WHAT IS REQUIRED: Only lines holding the string "JSON" are wanted; copy each one from the material.

MATERIAL SHOWN:
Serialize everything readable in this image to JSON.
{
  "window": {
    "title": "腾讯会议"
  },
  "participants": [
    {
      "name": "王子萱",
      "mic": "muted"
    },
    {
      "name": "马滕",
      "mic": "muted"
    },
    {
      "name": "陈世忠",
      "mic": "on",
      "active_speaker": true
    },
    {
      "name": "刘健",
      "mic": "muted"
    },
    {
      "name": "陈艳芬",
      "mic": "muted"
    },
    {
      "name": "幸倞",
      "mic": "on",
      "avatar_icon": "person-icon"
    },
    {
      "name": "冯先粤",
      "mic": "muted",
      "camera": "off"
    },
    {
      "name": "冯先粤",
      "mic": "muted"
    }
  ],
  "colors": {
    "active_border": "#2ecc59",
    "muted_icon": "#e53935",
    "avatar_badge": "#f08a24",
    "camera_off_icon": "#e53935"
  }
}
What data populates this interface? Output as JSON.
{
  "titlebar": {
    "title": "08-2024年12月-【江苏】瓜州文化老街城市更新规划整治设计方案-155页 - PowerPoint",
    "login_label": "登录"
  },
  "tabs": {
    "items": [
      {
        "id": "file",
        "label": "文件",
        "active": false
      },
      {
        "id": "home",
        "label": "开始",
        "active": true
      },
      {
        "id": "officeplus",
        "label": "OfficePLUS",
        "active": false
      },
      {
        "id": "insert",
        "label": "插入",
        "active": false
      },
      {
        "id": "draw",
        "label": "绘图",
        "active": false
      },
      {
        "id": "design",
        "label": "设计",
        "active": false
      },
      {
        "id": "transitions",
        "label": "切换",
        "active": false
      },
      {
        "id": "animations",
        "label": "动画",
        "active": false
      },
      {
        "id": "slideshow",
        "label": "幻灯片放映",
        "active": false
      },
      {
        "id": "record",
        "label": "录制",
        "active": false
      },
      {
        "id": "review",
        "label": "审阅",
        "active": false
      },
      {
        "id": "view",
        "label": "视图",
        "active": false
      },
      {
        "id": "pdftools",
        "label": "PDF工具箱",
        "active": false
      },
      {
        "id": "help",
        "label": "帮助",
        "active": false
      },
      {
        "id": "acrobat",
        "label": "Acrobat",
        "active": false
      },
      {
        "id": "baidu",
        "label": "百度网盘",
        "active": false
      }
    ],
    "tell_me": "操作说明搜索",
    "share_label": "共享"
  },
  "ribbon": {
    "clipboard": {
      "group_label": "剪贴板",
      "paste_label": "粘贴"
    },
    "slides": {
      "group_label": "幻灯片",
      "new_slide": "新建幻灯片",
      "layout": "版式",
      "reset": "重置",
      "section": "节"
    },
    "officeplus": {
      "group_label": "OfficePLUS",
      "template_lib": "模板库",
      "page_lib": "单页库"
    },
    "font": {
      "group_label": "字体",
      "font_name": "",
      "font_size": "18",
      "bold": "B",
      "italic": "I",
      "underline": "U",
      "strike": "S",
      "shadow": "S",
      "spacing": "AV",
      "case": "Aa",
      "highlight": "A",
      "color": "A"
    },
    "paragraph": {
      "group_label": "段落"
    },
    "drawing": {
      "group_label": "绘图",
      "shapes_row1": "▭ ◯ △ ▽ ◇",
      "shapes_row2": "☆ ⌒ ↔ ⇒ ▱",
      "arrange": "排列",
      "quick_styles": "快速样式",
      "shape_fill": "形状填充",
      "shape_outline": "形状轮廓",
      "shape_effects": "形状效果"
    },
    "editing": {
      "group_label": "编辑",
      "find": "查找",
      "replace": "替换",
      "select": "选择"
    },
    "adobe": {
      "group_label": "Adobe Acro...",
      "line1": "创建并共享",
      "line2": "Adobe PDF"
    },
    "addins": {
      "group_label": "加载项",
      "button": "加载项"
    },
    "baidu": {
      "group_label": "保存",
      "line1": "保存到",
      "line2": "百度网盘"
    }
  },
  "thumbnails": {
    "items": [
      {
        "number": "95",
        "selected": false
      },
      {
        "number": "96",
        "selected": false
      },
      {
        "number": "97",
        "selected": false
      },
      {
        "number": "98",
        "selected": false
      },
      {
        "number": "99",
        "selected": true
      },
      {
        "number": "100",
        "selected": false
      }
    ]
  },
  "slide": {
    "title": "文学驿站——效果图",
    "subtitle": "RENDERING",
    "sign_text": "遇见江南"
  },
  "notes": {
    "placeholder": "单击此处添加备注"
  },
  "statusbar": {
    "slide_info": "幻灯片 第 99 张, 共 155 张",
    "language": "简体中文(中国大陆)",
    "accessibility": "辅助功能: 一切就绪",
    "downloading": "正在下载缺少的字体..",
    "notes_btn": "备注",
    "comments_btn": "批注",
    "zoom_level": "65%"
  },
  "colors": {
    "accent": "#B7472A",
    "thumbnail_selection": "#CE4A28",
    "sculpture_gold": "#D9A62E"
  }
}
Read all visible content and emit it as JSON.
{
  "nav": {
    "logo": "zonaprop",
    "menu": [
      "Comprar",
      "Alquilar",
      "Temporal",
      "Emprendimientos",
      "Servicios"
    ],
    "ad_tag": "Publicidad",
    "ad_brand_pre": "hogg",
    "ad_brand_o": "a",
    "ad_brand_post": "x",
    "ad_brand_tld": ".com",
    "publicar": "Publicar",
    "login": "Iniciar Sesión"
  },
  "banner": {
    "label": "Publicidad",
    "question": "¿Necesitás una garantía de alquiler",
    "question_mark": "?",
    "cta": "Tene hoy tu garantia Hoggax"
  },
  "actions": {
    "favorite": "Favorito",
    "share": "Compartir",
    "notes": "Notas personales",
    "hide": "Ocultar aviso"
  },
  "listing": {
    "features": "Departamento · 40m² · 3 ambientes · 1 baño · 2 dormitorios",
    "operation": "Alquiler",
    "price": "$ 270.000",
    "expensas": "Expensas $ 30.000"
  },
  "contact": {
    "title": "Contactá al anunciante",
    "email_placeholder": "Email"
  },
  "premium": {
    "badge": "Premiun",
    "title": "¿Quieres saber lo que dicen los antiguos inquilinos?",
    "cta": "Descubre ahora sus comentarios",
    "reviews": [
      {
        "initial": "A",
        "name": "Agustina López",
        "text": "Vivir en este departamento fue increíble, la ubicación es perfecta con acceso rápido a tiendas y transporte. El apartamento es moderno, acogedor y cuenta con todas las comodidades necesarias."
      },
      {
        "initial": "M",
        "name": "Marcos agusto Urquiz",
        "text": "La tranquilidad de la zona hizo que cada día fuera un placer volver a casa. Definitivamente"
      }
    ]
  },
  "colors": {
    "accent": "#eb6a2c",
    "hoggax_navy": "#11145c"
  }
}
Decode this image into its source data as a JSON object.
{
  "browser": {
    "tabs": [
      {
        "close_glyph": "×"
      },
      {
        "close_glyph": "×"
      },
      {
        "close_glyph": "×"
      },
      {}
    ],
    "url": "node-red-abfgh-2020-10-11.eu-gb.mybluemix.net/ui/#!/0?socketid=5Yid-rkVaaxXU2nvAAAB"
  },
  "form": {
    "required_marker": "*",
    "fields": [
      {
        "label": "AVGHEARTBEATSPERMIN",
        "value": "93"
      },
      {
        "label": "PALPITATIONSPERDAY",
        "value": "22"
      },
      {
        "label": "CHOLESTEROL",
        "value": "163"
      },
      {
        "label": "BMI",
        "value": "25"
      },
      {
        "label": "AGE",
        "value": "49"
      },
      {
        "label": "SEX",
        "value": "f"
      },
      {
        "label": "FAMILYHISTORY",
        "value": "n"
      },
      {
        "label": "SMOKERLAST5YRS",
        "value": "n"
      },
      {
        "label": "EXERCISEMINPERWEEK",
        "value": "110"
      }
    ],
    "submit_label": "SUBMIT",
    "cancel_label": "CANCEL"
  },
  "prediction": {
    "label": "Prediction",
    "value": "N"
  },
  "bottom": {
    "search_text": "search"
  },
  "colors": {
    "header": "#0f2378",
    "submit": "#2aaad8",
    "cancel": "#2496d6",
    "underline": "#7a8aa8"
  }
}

ANSWER:
Serialize everything readable in this image to JSON.
What data populates this interface? Output as JSON.
Read all visible content and emit it as JSON.
Decode this image into its source data as a JSON object.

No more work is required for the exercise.